__TASK DESCRIPTION__. Below are the records; copy each line in which "combating" can be found.

:::::

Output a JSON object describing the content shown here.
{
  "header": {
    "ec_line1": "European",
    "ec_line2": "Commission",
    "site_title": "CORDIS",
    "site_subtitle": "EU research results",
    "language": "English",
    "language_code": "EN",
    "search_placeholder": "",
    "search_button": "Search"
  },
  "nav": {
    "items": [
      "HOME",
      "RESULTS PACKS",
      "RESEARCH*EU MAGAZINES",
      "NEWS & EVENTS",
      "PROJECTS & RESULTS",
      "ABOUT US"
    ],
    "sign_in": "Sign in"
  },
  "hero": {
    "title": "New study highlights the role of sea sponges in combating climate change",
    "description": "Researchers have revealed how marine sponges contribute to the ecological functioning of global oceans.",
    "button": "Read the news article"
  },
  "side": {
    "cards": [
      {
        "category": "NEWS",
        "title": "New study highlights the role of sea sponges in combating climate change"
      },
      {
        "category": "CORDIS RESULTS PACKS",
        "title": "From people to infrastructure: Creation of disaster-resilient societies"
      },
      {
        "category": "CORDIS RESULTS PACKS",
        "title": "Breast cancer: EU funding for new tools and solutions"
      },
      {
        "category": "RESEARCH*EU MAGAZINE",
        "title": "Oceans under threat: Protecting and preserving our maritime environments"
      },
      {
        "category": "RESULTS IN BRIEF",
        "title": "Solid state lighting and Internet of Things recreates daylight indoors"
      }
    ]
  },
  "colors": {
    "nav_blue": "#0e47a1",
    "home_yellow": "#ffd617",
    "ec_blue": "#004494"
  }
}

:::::

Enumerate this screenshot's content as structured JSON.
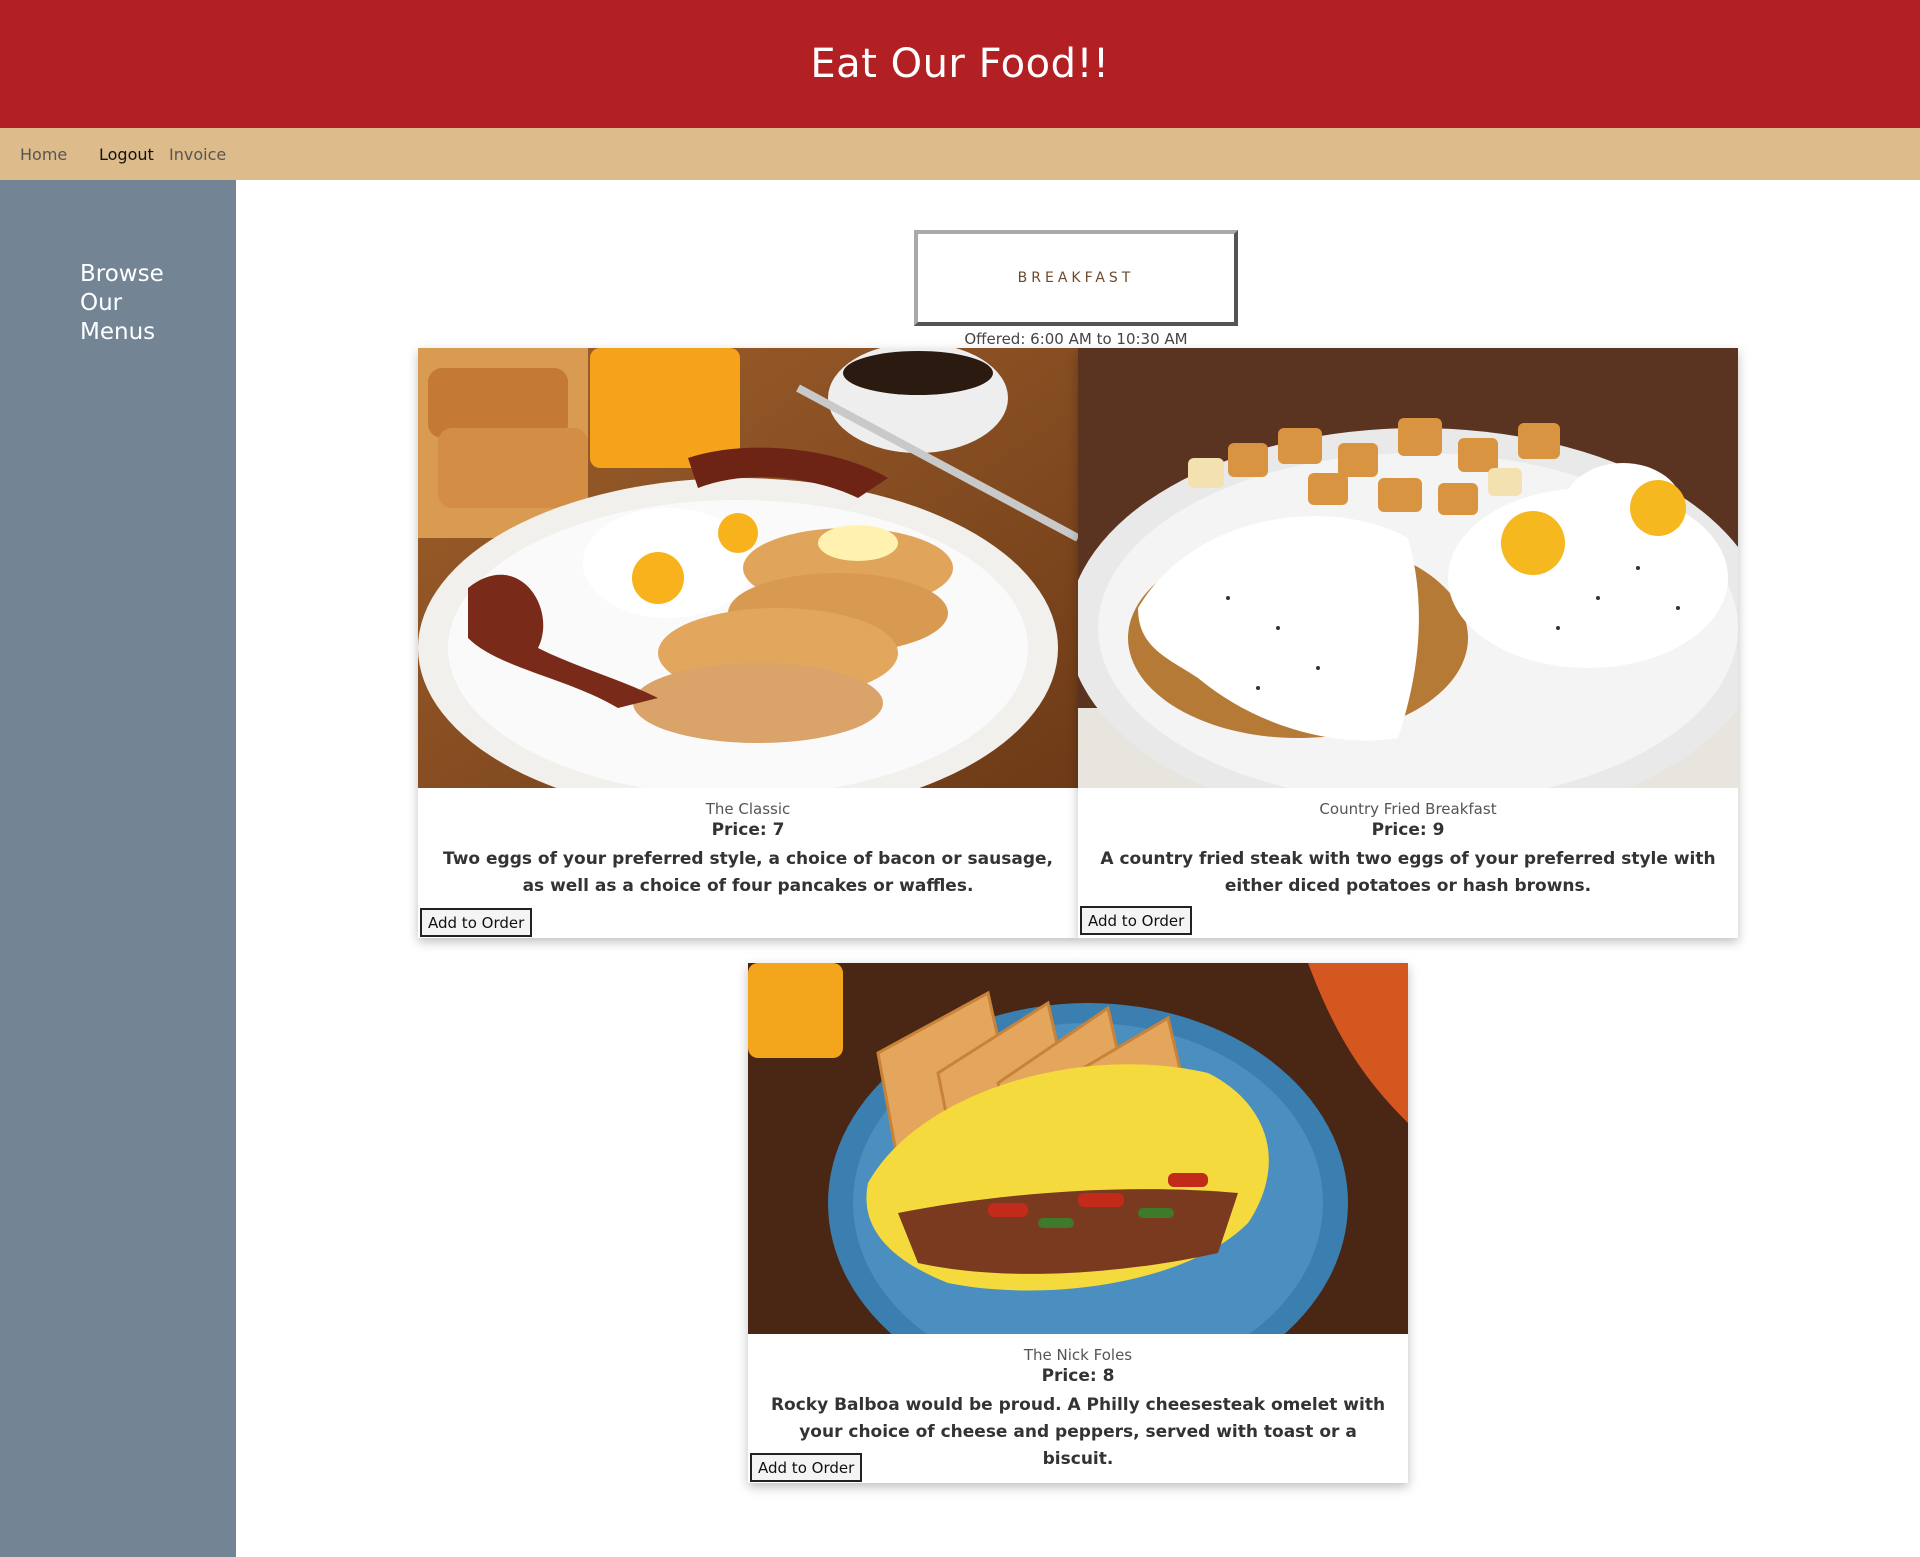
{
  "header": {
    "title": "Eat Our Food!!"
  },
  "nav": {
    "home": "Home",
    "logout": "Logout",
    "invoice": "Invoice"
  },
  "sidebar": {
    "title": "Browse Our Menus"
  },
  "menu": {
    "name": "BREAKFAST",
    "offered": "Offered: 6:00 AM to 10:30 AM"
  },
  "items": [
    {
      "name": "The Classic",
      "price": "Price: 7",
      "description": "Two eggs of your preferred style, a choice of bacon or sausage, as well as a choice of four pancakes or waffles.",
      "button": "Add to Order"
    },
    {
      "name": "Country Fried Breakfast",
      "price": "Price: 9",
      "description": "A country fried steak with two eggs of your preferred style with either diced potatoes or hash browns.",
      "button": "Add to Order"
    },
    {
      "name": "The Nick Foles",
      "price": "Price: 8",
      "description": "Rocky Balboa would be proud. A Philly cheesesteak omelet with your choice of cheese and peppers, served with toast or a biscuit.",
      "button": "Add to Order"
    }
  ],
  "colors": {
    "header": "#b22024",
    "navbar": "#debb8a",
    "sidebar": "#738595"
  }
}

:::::

__TASK ANSWER__.
    "title": "New study highlights the role of sea sponges in combating climate change",
        "title": "New study highlights the role of sea sponges in combating climate change"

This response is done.